  2. Monopolistic Competition • Many firms, like pure competition • No barriers to entry • Product differentiation • Branding • Advertising • Firms’ products are poor substitutes • Firms have some market power over price • therefore face downward-sloping demand curves at the firm level • and downward-sloping MR curves

  3. Chapter 25 Table 25.1

  4. Chapter 25 Figure 25.1(a) Short-run Profits under Monopolistic Competition

  5. Chapter 25 Figure 25.1(b) Short-run losses under Monopolistic Competition

  6. Chapter 25 Figure 25.1(c) Long-run Equilibrium Reached through Firm Entry or Exit

  7. Chapter 25 Figure 25.2 Long-run Inefficiency

  8. Oligopoly • Few large firms • Products may be either homogeneous or differentiated • Firms have market power but it’s limited by the impact of the other oligopolists • Strategic behavior • Mutual interdependence • Entry barriers

  9. Quantifying Oligopoly • Concentration Ratio = % industry output sold by n largest firms e.g., n = 4 • Herfindahl Index = (%S1)2 + (%S2)2 + (%S3)2 +… + (%Sn)2 includes data on whole industry

  10. Chapter 25 Table 25.2

  11. Chapter 25 Figure 25.3 Payoff Matrix for a Two-firm Oligopoly

  12. Chapter 25 Figure 25.4(a) Kinky Demand

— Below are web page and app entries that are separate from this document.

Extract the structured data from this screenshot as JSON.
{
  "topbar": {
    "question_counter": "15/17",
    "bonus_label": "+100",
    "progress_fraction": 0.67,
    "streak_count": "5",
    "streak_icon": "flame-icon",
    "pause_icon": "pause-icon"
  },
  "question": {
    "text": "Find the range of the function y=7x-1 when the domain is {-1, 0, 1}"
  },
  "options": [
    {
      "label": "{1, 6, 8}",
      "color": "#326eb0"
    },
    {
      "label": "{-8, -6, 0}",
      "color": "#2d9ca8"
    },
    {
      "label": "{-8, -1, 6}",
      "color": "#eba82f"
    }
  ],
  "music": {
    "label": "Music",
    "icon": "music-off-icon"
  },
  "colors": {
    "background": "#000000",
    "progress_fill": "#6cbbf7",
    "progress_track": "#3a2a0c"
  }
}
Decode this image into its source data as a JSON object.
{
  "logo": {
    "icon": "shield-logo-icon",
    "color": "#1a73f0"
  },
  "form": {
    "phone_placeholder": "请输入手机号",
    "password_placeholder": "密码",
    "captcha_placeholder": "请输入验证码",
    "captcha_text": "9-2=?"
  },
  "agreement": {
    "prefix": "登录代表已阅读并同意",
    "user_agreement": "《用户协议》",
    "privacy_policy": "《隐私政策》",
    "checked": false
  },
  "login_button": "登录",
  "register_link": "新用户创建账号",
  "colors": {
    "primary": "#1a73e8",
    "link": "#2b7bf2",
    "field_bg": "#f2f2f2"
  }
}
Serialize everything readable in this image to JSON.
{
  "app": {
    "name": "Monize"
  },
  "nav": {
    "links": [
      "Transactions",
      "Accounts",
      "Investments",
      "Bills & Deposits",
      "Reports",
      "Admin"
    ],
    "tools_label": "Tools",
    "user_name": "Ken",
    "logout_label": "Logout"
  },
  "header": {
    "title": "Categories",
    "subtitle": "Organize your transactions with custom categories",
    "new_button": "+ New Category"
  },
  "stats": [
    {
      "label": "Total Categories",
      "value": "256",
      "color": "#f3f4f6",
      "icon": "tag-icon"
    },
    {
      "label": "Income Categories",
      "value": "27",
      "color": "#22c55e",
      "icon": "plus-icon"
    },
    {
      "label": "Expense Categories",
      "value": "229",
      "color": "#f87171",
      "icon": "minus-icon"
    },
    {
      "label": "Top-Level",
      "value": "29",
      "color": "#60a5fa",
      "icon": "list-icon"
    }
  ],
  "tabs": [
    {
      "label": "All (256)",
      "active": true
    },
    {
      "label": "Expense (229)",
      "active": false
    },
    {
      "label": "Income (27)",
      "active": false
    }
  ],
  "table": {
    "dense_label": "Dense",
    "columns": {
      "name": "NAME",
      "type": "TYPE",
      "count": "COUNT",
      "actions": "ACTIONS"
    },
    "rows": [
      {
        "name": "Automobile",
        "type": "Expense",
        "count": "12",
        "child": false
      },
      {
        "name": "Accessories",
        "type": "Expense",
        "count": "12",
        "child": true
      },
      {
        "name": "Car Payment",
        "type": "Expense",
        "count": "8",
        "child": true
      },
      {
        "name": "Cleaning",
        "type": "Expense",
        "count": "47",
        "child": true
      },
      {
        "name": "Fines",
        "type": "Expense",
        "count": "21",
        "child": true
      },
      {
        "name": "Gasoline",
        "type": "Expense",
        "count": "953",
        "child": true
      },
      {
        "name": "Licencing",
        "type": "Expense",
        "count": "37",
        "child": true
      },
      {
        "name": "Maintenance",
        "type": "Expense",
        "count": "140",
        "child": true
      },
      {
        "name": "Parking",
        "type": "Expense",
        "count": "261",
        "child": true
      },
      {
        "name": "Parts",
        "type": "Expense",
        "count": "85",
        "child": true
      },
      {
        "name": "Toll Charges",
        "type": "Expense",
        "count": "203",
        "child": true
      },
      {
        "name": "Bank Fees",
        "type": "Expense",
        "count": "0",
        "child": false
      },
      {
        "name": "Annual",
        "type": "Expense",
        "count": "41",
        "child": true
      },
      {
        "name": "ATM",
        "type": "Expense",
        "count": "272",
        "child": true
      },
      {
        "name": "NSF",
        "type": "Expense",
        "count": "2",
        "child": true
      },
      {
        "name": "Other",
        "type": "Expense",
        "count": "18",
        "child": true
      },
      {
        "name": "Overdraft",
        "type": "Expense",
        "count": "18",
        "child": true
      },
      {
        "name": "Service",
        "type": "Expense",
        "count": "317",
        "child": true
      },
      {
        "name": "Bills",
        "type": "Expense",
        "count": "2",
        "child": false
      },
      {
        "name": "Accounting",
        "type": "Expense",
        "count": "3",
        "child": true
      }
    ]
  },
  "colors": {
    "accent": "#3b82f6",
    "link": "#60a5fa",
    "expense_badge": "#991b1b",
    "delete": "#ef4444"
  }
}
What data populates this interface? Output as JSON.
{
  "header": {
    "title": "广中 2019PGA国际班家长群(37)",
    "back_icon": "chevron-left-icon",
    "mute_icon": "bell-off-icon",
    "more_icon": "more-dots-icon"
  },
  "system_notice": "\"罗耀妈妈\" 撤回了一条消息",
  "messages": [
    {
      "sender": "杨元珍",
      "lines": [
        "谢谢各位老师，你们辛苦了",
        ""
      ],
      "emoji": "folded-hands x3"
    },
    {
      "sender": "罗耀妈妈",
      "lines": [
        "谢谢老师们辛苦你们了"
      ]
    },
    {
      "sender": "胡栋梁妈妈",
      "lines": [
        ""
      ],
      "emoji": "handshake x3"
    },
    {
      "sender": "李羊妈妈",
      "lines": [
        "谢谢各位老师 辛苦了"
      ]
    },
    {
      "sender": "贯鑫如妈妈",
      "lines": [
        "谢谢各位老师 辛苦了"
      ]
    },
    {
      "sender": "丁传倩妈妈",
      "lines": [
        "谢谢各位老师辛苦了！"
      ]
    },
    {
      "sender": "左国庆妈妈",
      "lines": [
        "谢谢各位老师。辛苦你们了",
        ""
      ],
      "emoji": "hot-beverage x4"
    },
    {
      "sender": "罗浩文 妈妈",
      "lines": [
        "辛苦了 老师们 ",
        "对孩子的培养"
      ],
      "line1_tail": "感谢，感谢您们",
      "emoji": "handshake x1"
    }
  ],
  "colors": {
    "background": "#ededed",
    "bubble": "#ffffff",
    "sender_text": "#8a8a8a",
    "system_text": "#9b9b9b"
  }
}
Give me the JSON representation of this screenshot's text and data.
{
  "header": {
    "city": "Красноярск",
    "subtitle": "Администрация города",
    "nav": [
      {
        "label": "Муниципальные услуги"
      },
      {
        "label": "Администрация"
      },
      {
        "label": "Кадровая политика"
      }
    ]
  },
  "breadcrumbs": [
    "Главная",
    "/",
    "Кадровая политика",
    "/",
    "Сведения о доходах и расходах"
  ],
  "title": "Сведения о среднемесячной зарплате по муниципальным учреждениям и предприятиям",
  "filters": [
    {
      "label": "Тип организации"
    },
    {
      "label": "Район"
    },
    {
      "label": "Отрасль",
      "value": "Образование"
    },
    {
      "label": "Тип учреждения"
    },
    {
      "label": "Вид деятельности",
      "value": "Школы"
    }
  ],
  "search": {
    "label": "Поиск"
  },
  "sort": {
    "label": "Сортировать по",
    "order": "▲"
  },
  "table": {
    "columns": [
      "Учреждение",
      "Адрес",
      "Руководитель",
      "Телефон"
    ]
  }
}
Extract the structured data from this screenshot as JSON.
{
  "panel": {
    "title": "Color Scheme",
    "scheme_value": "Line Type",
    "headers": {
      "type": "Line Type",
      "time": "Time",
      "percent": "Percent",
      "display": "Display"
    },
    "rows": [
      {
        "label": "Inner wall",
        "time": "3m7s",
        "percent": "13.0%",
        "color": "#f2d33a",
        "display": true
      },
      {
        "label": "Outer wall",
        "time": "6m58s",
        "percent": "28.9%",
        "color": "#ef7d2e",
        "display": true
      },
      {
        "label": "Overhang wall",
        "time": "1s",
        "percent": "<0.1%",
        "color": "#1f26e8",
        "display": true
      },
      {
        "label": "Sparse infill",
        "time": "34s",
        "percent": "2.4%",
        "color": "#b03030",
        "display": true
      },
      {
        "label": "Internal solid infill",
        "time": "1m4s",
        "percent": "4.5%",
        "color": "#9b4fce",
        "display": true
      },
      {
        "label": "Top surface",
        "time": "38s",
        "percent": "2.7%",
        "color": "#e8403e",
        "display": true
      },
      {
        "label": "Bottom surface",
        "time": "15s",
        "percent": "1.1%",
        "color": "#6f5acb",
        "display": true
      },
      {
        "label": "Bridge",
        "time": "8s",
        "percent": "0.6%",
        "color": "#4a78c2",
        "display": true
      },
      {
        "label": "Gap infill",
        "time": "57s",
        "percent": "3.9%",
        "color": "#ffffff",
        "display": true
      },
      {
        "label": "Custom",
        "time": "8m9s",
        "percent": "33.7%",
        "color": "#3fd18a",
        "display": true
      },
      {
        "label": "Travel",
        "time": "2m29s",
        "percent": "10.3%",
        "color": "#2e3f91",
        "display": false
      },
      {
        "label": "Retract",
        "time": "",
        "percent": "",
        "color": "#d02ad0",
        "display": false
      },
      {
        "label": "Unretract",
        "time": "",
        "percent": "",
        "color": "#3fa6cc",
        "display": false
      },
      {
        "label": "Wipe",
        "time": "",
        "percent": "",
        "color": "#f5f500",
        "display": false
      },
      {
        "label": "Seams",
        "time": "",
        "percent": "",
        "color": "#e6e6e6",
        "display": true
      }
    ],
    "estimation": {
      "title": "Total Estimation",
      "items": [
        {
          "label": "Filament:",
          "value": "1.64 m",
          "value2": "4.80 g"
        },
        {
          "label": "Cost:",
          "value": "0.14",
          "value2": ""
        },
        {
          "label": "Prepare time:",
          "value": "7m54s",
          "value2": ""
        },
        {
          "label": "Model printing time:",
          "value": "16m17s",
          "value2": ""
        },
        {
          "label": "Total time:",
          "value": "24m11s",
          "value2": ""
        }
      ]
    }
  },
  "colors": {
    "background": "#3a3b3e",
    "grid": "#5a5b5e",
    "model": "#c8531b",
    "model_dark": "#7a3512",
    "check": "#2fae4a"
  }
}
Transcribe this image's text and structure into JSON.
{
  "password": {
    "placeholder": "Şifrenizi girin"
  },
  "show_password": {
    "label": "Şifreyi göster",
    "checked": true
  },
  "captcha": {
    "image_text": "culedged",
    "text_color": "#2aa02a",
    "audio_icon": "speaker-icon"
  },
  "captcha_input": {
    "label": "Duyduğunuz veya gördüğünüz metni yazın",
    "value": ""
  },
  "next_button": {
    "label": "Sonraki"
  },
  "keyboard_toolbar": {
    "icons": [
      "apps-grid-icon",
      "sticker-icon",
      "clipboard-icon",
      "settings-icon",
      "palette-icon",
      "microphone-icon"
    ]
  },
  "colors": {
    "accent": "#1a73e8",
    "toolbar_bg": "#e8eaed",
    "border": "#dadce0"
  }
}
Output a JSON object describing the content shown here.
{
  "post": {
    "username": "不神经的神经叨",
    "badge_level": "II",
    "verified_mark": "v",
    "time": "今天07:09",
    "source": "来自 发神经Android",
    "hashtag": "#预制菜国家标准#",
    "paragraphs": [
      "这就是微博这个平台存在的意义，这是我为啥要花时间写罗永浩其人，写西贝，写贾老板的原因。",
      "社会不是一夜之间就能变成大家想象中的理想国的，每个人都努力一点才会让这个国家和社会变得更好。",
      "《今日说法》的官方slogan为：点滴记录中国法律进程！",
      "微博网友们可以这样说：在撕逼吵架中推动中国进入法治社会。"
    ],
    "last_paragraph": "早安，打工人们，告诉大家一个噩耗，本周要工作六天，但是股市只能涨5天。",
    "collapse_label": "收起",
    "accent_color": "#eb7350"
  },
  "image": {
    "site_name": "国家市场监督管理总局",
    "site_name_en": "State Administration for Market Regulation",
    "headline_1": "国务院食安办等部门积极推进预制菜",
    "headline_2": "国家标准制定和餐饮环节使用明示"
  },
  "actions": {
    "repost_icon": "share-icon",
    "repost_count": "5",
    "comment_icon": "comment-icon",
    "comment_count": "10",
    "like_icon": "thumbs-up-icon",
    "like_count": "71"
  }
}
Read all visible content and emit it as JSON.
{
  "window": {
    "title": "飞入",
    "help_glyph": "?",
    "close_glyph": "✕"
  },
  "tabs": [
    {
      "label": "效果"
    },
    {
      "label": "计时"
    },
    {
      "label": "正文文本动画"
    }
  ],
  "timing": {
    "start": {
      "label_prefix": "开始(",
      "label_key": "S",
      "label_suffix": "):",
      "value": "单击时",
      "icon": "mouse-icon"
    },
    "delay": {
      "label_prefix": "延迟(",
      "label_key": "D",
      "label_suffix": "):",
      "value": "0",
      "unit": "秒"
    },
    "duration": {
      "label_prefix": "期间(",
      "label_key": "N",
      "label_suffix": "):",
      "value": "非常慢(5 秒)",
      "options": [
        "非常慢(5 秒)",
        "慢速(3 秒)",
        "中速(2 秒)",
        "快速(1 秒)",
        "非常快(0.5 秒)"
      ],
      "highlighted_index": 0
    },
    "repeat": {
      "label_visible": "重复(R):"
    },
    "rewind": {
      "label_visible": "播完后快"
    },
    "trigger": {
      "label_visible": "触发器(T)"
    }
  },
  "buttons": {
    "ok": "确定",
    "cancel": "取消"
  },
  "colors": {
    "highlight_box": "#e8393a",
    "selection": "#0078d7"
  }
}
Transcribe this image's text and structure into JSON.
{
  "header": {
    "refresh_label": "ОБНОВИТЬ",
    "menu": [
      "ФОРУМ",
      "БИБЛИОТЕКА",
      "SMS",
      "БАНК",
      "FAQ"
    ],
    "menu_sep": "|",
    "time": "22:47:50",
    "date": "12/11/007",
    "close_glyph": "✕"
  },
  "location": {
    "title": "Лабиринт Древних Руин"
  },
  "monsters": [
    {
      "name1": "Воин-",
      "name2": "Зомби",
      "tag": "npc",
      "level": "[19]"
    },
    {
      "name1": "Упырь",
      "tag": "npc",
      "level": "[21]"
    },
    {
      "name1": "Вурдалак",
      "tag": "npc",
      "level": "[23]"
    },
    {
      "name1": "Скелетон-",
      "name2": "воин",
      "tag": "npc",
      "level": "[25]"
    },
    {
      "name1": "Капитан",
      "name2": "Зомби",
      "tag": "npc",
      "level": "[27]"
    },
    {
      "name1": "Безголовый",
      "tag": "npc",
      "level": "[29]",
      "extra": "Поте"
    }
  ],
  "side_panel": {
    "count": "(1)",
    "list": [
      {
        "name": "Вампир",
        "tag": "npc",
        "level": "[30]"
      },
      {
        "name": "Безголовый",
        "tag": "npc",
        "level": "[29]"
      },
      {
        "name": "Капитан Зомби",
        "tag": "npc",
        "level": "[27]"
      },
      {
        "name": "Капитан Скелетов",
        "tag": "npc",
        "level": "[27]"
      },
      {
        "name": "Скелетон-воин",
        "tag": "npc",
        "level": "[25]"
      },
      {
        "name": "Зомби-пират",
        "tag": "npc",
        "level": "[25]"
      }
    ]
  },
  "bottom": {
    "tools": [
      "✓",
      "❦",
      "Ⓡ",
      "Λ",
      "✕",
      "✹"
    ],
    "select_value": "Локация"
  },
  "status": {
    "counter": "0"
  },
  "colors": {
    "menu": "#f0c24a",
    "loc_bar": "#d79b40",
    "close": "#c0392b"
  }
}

  13. Chapter 25 Figure 25.4(b) Discontinuous MR with Kinky Demand

  14. Chapter 25 Figure 25.5 Incentive for Oligopolistic Collusion

  15. Incentives to Cheat • Participation in a Cartel rewards Oligopolists with higher prices and profits • but colluding firms must reduce output to receive higher prices • The incentive to cheat: • Firms can earn even higher revenues and profits by selling a larger amount than they agreed • This benefits consumers • but harms the oligopoly partners in the cartel

  16. Chapter 25 Table 25.3